After dilly-dallying for decades the government has set in motion the process for fixing digital meters on taxis operating in the state. The process finally got underway on May 20. According to the transport department, the response from taxi operators has been good. Taxi operators are divided into two sections, one that opposes digital meters and the other that considers it beneficial. It is because the opposing section has been very vocal that the transport department has refrained from giving out the number of  taxi operators who have come forward to get digital meters fixed. However, it would be naive to think the opposing section would not be watching who among the taxi operators have gone for digital meters. They would know who has done it and who has not. There are nearly 21,300 taxis registered in the state and an overwhelmingly large number of them are operated without meters.  Besides, there are also over 3,000 four-wheelers and over 18,000 two-wheelers, which have been registered under the rent-a-car scheme that became operational in 1999.

Taxi operators have benefited from tourism in a big way. But they succeeded in running their business without any regulation for decades. Though installation of fare meters was long made mandatory, successive governments allowed taxi operators to charge arbitrary fares.  However, with the Bombay High Court giving the final opportunity to the government to ensure that all the taxis were fitted with the digital fare meters the state government was left with no option to begin the process. To ensure larger compliance the government has decided to bear the cost of the installation of digital meters and other related gadgets. The taxi operators have to seek appointment for installation of meters at any of the four centres set up for the purpose and report there on the appointed date and time to complete the process.
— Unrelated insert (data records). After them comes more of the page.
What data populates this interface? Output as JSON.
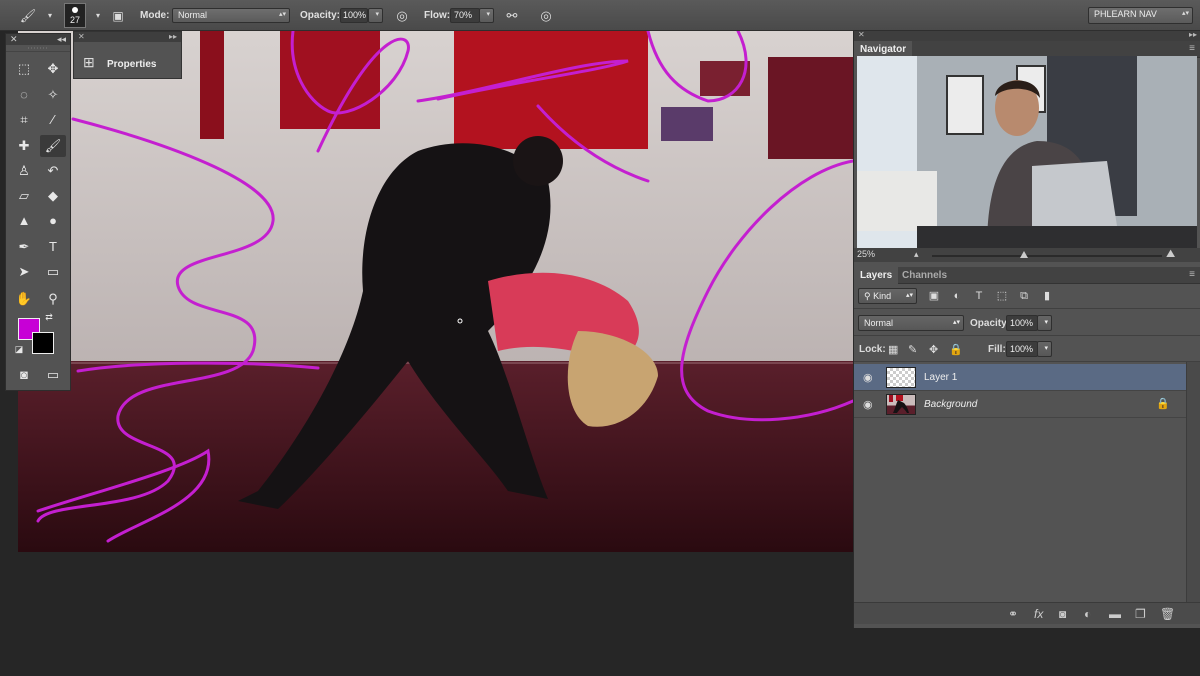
{
  "options_bar": {
    "brush_size": "27",
    "mode_label": "Mode:",
    "mode_value": "Normal",
    "opacity_label": "Opacity:",
    "opacity_value": "100%",
    "flow_label": "Flow:",
    "flow_value": "70%",
    "workspace": "PHLEARN NAV"
  },
  "properties_panel": {
    "title": "Properties"
  },
  "tools_panel": {
    "foreground_color": "#c700d6",
    "background_color": "#000000"
  },
  "navigator": {
    "title": "Navigator",
    "zoom": "25%"
  },
  "layers_panel": {
    "tabs": [
      "Layers",
      "Channels"
    ],
    "filter_kind": "Kind",
    "blend_mode": "Normal",
    "opacity_label": "Opacity:",
    "opacity_value": "100%",
    "lock_label": "Lock:",
    "fill_label": "Fill:",
    "fill_value": "100%",
    "layers": [
      {
        "name": "Layer 1",
        "selected": true,
        "locked": false
      },
      {
        "name": "Background",
        "selected": false,
        "locked": true
      }
    ]
  },
  "stroke_color": "#c41fd0"
}
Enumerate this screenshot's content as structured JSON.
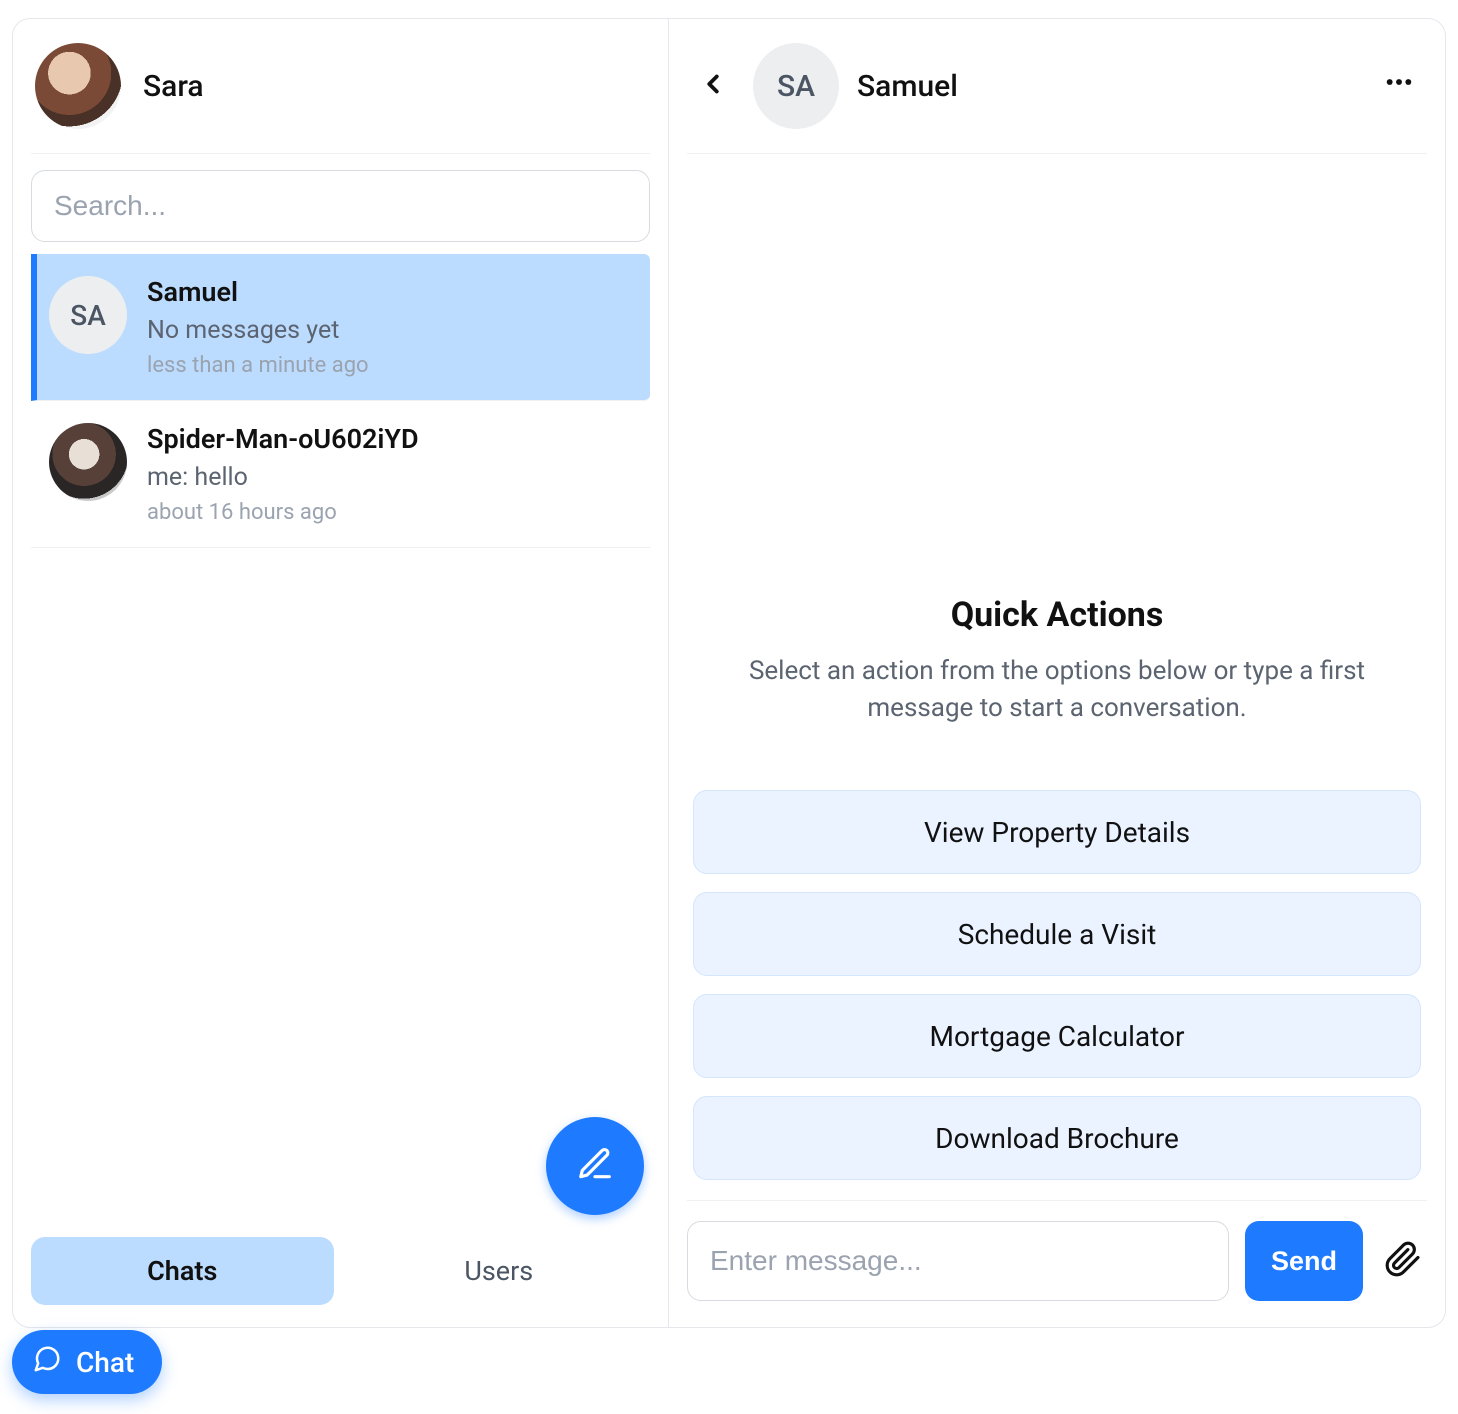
{
  "me": {
    "name": "Sara"
  },
  "search": {
    "placeholder": "Search...",
    "value": ""
  },
  "chats": [
    {
      "name": "Samuel",
      "initials": "SA",
      "preview": "No messages yet",
      "time": "less than a minute ago",
      "selected": true,
      "avatar_kind": "initials"
    },
    {
      "name": "Spider-Man-oU602iYD",
      "initials": "",
      "preview": "me: hello",
      "time": "about 16 hours ago",
      "selected": false,
      "avatar_kind": "photo"
    }
  ],
  "tabs": {
    "chats": "Chats",
    "users": "Users",
    "active": "chats"
  },
  "thread": {
    "contact_name": "Samuel",
    "contact_initials": "SA",
    "quick_actions": {
      "title": "Quick Actions",
      "subtitle": "Select an action from the options below or type a first message to start a conversation.",
      "buttons": [
        "View Property Details",
        "Schedule a Visit",
        "Mortgage Calculator",
        "Download Brochure"
      ]
    }
  },
  "composer": {
    "placeholder": "Enter message...",
    "value": "",
    "send_label": "Send"
  },
  "floating_chat_label": "Chat",
  "icons": {
    "compose": "pencil-icon",
    "back": "chevron-left-icon",
    "more": "more-horizontal-icon",
    "attach": "paperclip-icon",
    "chat": "chat-bubble-icon"
  },
  "colors": {
    "primary": "#1e7bff",
    "selection": "#bcdcff",
    "quick_action_bg": "#eaf3ff"
  }
}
Now that the process for installation of fare meters has been set in motion, the government should ensure that all those who come forward to comply with the mandatory requirement are not targeted by those that are opposing the scheme. The law enforcement agencies should be told to act strongly against such elements if they violate the law.  The time chosen by the government for installation of fare meters seems to be appropriate as taxi operators have no business in view of the curfew. As the government is paying for the meters, more and more of them should come forward to get it installed. Failure to comply could lead to their permits being cancelled. They could be hauled up for running their business illegally if they defied the government. It is now for the taxi operators to choose whether to abide by the law and run their business legally or invite government action for disobedience. 

All taxis must go for digital meters. The section opposing taxi meters is going against time. Customers today want fair practice. Meters have been a tradition in Mumbai for several decades. With meters there was no haggling and bargaining between the driver and the customer. At the end of the journey, the customer paid what the meter showed. In Goa even the simple meter has been opposed for decades by the stronger section of the taxi operators. Politicians for their own interest supported this section. Every time the state government announced it would fix meters to taxis, the organised section of operators did political lobbying and scuttled the government move. The same section of taxi operators has succeeded in forcing the state government to refuse permission to national app-based taxi services to operate in Goa. People the world over today prefer app-based taxi services. There are scores of such taxi services operating in every country. App-based services have proven a great boon to individual taxi owners and even drivers who drive taxis owned by others. Because app-based services attract customers in different parts during the day or night. Once the state government succeeds in getting digital meters installed in taxis, the demand for app-based services will pick up momentum. Ultimately, the state’s taxi operators would be thanking the government for bringing them in tune with the times.